Picasso and Celestina: The Artist's Vision of the Procuress
Picasso had a decades-long interest in Celestina, the leading character in Fernando de Rojas’s La Celestina (1499), and created his own subjective vision of her as she mixed with and manipulated the men and women of her town. In his own recreation of La Celestina, Picasso found Celestina to be a figure who not only amused him but became a source of comfort to him in his final years. Salus considers Celestina’s roles in Picasso’s works on paper, canvas, and clay in terms of art historical and literary sources as well as linguistic meanings of images in specific examples. Cultural influences such as puppetry, opera, folk music, and a crossword puzzle in which the madam appears reveal the persistence of Celestina in Picasso’s oeuvre.

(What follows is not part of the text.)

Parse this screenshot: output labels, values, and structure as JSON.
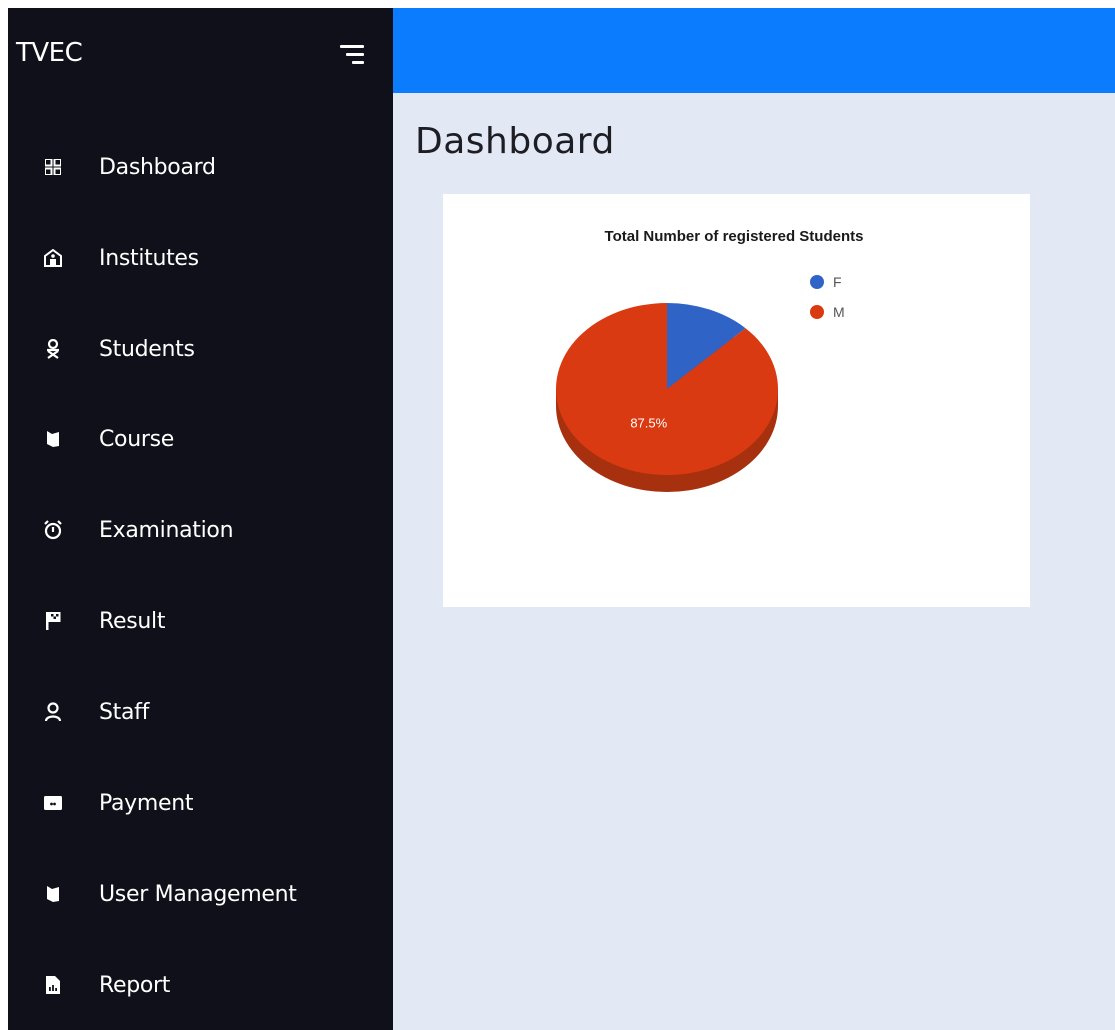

Carol Salus is Associate Professor of Art History at Kent State University. Her interest in La Celestina grew from her long time love of Picasso and his work. She was a participant in the NEH seminar, “Celestina on the Brink of Modernity” at the University of Virginia in 2009. She teaches both European and American late nineteenth and early twentieth century art history courses. She earned her doctorate at the Ohio State University.
HARDBACK ISBN: 978-158871-251-6 List=$49.95 Amazon.com